> _Aim of the exercise_:
Without the pictures, repeat all of the data exactly as it appears below.

> _Recorded data_:

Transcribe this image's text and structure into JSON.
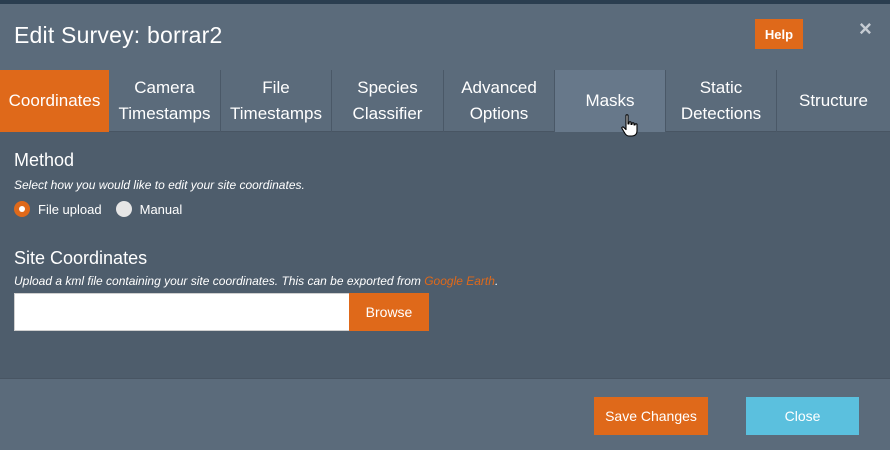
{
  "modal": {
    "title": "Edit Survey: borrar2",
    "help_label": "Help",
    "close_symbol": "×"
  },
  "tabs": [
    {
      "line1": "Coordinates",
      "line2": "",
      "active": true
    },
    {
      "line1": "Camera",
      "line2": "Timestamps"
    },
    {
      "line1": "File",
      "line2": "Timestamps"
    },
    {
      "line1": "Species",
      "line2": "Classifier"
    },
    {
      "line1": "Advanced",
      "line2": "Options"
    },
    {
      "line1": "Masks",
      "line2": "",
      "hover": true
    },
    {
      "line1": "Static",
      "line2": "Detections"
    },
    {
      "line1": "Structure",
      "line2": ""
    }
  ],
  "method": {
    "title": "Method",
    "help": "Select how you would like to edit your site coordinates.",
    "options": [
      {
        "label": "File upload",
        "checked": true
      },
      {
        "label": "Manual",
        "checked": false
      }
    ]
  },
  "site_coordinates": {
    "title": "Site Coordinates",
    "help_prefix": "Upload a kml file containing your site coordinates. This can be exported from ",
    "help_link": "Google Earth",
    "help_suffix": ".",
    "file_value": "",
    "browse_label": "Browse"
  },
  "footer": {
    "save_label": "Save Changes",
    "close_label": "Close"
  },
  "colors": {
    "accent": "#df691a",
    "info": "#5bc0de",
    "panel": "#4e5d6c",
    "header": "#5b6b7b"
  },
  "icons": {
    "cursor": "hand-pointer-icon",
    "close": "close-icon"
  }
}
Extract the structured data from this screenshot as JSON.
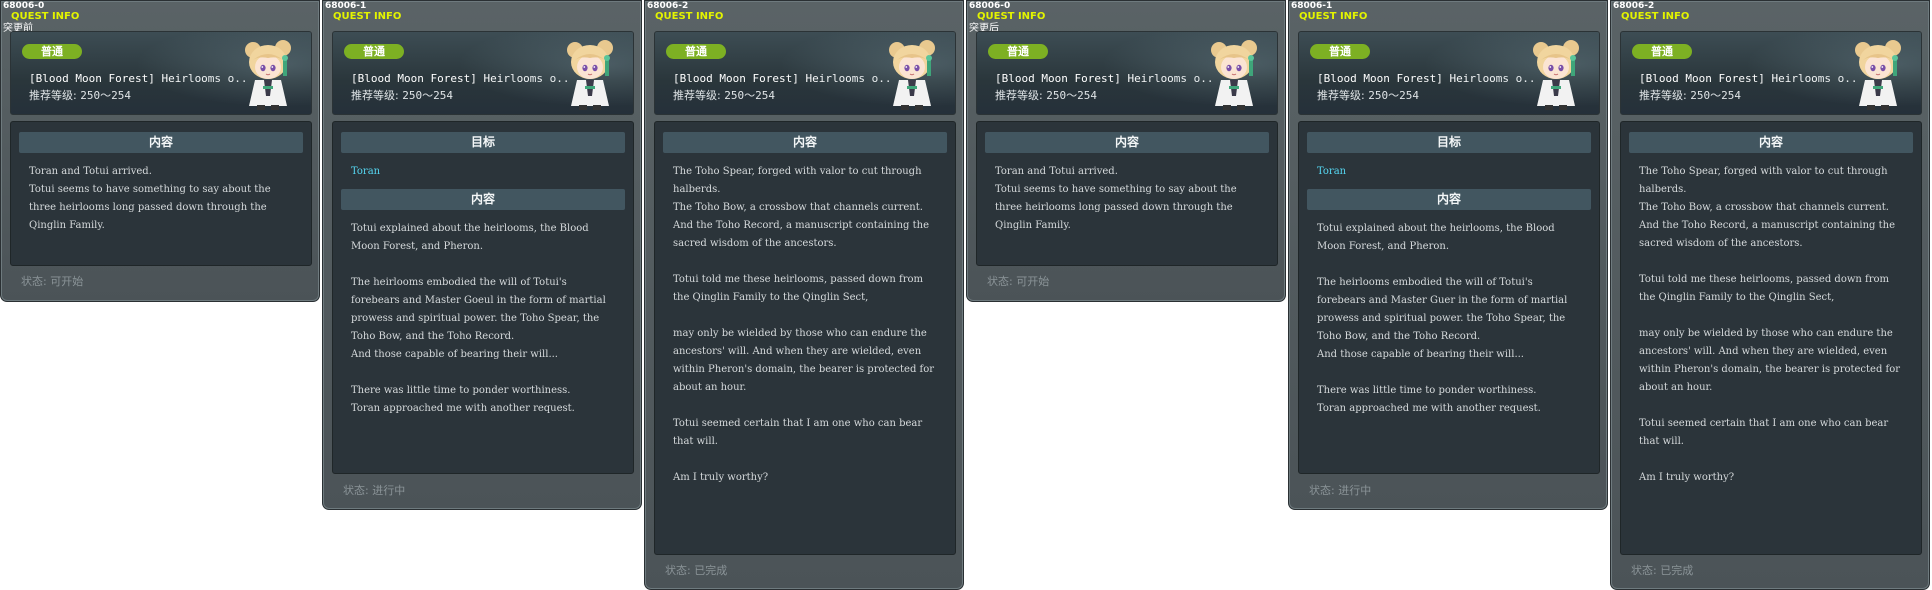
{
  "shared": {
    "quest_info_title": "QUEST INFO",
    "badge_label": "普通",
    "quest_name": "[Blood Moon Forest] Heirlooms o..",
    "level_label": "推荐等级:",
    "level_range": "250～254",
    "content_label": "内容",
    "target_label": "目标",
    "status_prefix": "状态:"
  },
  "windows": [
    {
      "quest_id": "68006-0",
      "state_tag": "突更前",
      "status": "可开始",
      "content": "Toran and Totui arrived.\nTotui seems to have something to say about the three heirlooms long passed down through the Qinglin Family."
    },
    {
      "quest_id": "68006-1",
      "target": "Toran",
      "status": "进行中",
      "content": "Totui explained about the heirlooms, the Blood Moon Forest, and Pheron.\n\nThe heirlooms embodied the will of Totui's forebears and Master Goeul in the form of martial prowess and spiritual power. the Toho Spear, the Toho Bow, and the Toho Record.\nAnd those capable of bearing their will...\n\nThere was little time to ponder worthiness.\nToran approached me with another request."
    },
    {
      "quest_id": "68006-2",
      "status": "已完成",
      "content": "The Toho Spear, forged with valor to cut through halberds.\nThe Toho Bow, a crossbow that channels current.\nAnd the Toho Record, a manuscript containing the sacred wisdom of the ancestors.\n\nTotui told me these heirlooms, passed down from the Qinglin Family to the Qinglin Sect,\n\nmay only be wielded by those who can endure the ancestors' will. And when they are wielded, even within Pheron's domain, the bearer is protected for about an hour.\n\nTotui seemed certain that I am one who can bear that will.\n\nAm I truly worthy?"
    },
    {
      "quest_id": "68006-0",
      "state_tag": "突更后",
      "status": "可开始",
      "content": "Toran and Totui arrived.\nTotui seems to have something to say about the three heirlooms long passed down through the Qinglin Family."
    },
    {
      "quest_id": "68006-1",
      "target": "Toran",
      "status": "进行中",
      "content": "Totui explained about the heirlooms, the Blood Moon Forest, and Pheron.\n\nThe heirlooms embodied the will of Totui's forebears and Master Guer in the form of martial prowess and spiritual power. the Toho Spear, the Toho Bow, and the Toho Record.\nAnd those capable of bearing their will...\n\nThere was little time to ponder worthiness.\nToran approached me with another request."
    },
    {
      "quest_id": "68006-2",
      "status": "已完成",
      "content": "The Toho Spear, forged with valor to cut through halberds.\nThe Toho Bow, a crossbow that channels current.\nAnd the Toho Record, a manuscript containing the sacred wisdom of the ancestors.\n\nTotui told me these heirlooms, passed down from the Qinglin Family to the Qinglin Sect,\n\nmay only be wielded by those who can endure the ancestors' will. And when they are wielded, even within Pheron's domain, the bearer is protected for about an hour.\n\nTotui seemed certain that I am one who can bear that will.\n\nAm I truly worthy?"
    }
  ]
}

> _Answer to the problem_:
Transcribe this image's text and structure into JSON.
{
  "modal": {
    "title": "Edit Survey: borrar2",
    "help_label": "Help",
    "close_symbol": "×"
  },
  "tabs": [
    {
      "line1": "Coordinates",
      "line2": "",
      "active": true
    },
    {
      "line1": "Camera",
      "line2": "Timestamps"
    },
    {
      "line1": "File",
      "line2": "Timestamps"
    },
    {
      "line1": "Species",
      "line2": "Classifier"
    },
    {
      "line1": "Advanced",
      "line2": "Options"
    },
    {
      "line1": "Masks",
      "line2": "",
      "hover": true
    },
    {
      "line1": "Static",
      "line2": "Detections"
    },
    {
      "line1": "Structure",
      "line2": ""
    }
  ],
  "method": {
    "title": "Method",
    "help": "Select how you would like to edit your site coordinates.",
    "options": [
      {
        "label": "File upload",
        "checked": true
      },
      {
        "label": "Manual",
        "checked": false
      }
    ]
  },
  "site_coordinates": {
    "title": "Site Coordinates",
    "help_prefix": "Upload a kml file containing your site coordinates. This can be exported from ",
    "help_link": "Google Earth",
    "help_suffix": ".",
    "file_value": "",
    "browse_label": "Browse"
  },
  "footer": {
    "save_label": "Save Changes",
    "close_label": "Close"
  },
  "colors": {
    "accent": "#df691a",
    "info": "#5bc0de",
    "panel": "#4e5d6c",
    "header": "#5b6b7b"
  },
  "icons": {
    "cursor": "hand-pointer-icon",
    "close": "close-icon"
  }
}
Extract the structured data from this screenshot as JSON.
{
  "shared": {
    "quest_info_title": "QUEST INFO",
    "badge_label": "普通",
    "quest_name": "[Blood Moon Forest] Heirlooms o..",
    "level_label": "推荐等级:",
    "level_range": "250～254",
    "content_label": "内容",
    "target_label": "目标",
    "status_prefix": "状态:"
  },
  "windows": [
    {
      "quest_id": "68006-0",
      "state_tag": "突更前",
      "status": "可开始",
      "content": "Toran and Totui arrived.\nTotui seems to have something to say about the three heirlooms long passed down through the Qinglin Family."
    },
    {
      "quest_id": "68006-1",
      "target": "Toran",
      "status": "进行中",
      "content": "Totui explained about the heirlooms, the Blood Moon Forest, and Pheron.\n\nThe heirlooms embodied the will of Totui's forebears and Master Goeul in the form of martial prowess and spiritual power. the Toho Spear, the Toho Bow, and the Toho Record.\nAnd those capable of bearing their will...\n\nThere was little time to ponder worthiness.\nToran approached me with another request."
    },
    {
      "quest_id": "68006-2",
      "status": "已完成",
      "content": "The Toho Spear, forged with valor to cut through halberds.\nThe Toho Bow, a crossbow that channels current.\nAnd the Toho Record, a manuscript containing the sacred wisdom of the ancestors.\n\nTotui told me these heirlooms, passed down from the Qinglin Family to the Qinglin Sect,\n\nmay only be wielded by those who can endure the ancestors' will. And when they are wielded, even within Pheron's domain, the bearer is protected for about an hour.\n\nTotui seemed certain that I am one who can bear that will.\n\nAm I truly worthy?"
    },
    {
      "quest_id": "68006-0",
      "state_tag": "突更后",
      "status": "可开始",
      "content": "Toran and Totui arrived.\nTotui seems to have something to say about the three heirlooms long passed down through the Qinglin Family."
    },
    {
      "quest_id": "68006-1",
      "target": "Toran",
      "status": "进行中",
      "content": "Totui explained about the heirlooms, the Blood Moon Forest, and Pheron.\n\nThe heirlooms embodied the will of Totui's forebears and Master Guer in the form of martial prowess and spiritual power. the Toho Spear, the Toho Bow, and the Toho Record.\nAnd those capable of bearing their will...\n\nThere was little time to ponder worthiness.\nToran approached me with another request."
    },
    {
      "quest_id": "68006-2",
      "status": "已完成",
      "content": "The Toho Spear, forged with valor to cut through halberds.\nThe Toho Bow, a crossbow that channels current.\nAnd the Toho Record, a manuscript containing the sacred wisdom of the ancestors.\n\nTotui told me these heirlooms, passed down from the Qinglin Family to the Qinglin Sect,\n\nmay only be wielded by those who can endure the ancestors' will. And when they are wielded, even within Pheron's domain, the bearer is protected for about an hour.\n\nTotui seemed certain that I am one who can bear that will.\n\nAm I truly worthy?"
    }
  ]
}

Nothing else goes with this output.